** Opening Record set block **

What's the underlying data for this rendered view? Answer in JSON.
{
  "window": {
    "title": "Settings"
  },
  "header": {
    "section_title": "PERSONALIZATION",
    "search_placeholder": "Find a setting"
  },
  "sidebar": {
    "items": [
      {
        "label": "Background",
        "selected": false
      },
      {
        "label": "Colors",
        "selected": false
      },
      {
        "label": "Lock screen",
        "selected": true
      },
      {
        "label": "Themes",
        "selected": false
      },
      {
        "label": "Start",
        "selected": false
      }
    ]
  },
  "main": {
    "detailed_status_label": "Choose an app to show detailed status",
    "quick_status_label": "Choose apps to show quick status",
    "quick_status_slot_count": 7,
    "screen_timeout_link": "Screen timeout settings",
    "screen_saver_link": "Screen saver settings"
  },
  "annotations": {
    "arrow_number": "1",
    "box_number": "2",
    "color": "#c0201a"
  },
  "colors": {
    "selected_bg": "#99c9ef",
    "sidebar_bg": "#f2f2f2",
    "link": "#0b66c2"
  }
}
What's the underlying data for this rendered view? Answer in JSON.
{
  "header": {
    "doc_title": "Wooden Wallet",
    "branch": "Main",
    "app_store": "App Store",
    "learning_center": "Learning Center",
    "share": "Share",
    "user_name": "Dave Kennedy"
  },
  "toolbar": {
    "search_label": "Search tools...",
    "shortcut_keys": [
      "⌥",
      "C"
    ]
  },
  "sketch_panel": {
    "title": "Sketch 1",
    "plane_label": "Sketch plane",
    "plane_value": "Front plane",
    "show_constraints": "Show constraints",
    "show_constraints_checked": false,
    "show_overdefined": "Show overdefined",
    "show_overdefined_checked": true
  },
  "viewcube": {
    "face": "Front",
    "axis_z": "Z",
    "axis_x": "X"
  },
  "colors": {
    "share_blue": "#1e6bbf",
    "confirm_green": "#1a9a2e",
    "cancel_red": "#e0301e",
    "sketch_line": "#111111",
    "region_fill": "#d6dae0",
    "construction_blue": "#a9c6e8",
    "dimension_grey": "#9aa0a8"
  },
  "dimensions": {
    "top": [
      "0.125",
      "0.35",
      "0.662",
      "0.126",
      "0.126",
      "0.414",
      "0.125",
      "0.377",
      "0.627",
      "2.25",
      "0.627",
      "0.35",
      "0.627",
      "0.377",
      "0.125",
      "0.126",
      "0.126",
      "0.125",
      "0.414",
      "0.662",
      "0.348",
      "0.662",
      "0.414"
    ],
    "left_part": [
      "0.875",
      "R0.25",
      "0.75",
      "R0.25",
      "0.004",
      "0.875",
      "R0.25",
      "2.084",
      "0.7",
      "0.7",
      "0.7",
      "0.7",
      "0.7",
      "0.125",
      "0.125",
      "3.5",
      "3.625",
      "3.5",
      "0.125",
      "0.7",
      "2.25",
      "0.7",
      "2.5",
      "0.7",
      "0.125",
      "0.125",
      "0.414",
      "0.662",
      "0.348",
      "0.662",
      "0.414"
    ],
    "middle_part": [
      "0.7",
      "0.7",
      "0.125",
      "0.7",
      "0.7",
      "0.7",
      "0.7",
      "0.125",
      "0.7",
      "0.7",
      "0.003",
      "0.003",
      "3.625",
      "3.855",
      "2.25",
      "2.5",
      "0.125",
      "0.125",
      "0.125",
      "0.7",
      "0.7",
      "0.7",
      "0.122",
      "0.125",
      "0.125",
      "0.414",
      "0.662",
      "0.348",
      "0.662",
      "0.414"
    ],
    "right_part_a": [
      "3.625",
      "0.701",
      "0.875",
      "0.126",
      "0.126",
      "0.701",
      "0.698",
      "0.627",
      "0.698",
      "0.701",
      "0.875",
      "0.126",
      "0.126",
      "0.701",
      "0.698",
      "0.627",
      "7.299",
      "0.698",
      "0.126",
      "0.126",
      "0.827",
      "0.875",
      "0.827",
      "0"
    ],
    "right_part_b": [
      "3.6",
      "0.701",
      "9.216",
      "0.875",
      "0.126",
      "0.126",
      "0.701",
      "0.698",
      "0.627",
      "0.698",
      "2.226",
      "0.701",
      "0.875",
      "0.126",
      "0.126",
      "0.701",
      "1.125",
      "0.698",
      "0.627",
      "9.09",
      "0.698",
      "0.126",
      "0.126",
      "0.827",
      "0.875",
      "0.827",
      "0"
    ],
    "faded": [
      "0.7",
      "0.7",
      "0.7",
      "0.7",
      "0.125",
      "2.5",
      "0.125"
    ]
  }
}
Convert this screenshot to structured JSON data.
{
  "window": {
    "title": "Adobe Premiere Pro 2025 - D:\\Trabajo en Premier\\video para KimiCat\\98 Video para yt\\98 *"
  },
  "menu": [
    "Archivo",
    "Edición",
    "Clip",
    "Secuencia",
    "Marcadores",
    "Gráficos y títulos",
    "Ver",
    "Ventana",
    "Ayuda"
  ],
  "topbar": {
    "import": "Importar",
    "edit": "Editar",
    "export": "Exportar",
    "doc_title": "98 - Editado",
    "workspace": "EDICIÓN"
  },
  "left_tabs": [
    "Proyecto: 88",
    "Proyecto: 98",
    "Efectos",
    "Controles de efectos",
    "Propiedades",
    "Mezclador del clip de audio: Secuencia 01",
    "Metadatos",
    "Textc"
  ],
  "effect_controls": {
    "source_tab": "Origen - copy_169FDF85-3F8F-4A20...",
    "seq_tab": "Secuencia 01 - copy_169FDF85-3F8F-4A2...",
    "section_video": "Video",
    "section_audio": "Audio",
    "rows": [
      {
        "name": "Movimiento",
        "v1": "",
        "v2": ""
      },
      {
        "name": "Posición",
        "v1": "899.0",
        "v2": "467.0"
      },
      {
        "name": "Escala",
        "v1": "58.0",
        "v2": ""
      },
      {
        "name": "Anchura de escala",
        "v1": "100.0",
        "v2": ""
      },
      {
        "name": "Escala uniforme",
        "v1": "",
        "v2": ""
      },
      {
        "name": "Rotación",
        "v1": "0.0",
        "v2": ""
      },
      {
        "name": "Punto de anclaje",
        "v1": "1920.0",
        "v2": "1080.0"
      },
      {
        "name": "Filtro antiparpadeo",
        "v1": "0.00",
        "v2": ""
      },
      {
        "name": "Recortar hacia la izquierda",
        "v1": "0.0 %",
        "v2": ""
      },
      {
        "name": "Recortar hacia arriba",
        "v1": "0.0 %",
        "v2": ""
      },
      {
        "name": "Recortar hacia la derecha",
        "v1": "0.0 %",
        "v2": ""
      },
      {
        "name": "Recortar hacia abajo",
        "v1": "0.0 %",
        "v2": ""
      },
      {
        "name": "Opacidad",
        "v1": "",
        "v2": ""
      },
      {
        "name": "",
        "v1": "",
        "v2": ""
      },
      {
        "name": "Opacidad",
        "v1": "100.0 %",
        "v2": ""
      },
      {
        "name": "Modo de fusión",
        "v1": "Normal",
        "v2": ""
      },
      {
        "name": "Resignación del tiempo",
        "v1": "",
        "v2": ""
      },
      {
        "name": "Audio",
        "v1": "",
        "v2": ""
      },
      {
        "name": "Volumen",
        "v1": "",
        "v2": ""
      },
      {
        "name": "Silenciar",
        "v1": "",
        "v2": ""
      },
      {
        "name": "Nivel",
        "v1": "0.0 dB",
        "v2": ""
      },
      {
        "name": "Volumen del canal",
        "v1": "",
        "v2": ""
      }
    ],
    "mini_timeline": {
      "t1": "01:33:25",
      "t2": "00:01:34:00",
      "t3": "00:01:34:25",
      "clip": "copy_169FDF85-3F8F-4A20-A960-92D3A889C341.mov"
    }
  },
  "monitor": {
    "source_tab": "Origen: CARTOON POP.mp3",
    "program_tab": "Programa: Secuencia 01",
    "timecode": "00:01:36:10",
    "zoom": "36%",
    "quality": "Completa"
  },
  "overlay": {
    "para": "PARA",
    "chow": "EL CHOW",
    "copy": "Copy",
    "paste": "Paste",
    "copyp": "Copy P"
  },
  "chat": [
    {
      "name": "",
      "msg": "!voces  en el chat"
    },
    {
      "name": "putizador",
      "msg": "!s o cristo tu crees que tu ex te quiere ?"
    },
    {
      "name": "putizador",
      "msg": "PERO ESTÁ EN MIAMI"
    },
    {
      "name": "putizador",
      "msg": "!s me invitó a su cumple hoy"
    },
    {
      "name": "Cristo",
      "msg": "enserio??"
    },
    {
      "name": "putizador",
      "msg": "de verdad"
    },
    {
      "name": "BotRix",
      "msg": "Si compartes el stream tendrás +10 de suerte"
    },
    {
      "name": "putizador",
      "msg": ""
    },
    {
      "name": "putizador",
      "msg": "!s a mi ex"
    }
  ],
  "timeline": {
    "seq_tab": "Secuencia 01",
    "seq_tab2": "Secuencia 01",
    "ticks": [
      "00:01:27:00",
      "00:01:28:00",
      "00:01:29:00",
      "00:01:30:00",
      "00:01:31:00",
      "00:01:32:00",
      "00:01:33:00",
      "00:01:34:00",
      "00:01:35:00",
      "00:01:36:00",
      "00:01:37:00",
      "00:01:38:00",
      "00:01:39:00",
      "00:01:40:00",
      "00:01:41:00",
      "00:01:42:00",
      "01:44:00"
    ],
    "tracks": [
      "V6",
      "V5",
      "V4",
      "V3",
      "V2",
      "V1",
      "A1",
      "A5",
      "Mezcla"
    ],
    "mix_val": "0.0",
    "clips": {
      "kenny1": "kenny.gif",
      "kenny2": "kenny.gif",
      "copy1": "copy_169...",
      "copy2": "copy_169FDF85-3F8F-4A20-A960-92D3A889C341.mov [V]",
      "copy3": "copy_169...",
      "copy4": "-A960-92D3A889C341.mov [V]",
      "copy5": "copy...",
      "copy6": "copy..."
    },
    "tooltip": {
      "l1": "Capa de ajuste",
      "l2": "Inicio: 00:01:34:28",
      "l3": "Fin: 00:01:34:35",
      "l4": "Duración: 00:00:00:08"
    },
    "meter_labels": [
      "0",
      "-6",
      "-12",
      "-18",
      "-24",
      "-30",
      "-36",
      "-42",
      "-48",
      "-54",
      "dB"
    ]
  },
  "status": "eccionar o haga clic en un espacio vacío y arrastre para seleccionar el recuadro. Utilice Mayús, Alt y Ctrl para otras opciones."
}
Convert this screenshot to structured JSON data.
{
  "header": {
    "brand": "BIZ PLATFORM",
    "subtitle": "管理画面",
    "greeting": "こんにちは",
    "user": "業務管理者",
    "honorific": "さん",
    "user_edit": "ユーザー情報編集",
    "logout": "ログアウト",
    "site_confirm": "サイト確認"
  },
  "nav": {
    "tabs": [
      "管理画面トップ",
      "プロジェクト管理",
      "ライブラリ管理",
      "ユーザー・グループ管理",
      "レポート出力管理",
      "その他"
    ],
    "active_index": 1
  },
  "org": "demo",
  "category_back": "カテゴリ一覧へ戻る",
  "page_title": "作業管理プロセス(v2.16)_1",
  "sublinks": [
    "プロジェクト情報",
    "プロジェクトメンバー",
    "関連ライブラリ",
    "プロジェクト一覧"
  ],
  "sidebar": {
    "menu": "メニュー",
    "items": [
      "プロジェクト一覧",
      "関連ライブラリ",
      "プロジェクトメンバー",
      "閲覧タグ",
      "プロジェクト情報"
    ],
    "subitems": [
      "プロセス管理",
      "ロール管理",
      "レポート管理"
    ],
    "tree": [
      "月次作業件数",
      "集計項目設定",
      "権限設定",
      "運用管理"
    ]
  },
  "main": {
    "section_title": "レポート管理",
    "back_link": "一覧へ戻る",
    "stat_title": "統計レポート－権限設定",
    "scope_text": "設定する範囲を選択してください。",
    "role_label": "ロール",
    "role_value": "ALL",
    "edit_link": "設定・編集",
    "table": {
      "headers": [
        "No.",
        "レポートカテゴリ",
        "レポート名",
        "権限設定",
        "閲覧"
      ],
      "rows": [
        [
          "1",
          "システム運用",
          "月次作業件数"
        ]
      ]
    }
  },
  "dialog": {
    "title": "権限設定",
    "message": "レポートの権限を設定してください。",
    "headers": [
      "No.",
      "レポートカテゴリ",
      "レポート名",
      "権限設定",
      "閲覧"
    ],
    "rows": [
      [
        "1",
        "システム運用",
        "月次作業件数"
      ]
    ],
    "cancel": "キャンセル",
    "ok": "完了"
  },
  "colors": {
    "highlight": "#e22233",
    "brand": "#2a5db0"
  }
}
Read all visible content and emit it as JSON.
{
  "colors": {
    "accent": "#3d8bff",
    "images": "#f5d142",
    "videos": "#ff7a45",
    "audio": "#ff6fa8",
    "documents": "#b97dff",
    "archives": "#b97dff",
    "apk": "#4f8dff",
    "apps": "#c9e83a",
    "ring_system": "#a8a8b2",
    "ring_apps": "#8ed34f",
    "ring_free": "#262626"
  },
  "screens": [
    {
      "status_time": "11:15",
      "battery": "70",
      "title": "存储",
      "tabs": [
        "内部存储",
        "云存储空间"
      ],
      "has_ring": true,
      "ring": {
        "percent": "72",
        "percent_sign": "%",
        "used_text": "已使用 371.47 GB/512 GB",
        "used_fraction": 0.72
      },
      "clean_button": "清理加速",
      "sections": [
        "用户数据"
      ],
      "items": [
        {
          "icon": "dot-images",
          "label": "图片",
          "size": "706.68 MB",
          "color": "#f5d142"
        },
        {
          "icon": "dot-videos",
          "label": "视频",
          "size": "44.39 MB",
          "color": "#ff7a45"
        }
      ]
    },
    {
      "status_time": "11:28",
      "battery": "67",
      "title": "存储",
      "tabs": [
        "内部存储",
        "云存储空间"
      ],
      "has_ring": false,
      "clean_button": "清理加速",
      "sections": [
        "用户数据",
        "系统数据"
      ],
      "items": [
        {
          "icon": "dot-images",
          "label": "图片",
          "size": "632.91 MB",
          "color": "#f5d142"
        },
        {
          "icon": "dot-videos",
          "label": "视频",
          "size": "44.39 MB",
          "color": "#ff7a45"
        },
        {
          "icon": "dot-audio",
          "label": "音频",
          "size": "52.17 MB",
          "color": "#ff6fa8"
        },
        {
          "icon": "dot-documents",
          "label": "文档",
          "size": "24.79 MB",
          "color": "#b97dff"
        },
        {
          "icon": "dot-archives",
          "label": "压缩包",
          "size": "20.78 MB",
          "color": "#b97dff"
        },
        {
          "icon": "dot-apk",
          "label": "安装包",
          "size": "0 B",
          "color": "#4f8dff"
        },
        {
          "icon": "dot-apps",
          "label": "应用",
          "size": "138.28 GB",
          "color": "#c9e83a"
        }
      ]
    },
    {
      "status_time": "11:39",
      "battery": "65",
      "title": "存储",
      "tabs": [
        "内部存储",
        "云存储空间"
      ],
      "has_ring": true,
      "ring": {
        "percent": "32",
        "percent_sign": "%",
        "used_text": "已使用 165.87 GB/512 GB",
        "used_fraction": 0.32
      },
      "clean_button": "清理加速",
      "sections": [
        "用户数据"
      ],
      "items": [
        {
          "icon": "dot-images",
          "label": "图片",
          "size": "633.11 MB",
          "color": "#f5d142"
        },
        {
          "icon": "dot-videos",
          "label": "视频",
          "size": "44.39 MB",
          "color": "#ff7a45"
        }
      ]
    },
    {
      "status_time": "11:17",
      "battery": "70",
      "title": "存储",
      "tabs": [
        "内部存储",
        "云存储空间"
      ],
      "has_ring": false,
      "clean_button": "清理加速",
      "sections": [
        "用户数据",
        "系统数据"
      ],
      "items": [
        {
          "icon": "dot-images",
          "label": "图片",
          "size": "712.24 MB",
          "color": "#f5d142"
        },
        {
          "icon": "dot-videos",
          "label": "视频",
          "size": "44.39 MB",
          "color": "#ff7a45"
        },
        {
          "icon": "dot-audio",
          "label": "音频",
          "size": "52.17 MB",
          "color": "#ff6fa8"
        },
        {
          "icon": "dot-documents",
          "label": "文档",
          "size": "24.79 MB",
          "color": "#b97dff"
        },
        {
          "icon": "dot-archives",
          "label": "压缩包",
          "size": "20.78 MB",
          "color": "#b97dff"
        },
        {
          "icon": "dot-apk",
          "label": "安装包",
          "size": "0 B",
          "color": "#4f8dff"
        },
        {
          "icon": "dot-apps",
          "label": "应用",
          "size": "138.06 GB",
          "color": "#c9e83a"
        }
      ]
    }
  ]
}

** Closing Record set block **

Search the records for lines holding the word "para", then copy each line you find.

**Solution for this problem:**
    "title": "Adobe Premiere Pro 2025 - D:\\Trabajo en Premier\\video para KimiCat\\98 Video para yt\\98 *"
    "para": "PARA",
  "status": "eccionar o haga clic en un espacio vacío y arrastre para seleccionar el recuadro. Utilice Mayús, Alt y Ctrl para otras opciones."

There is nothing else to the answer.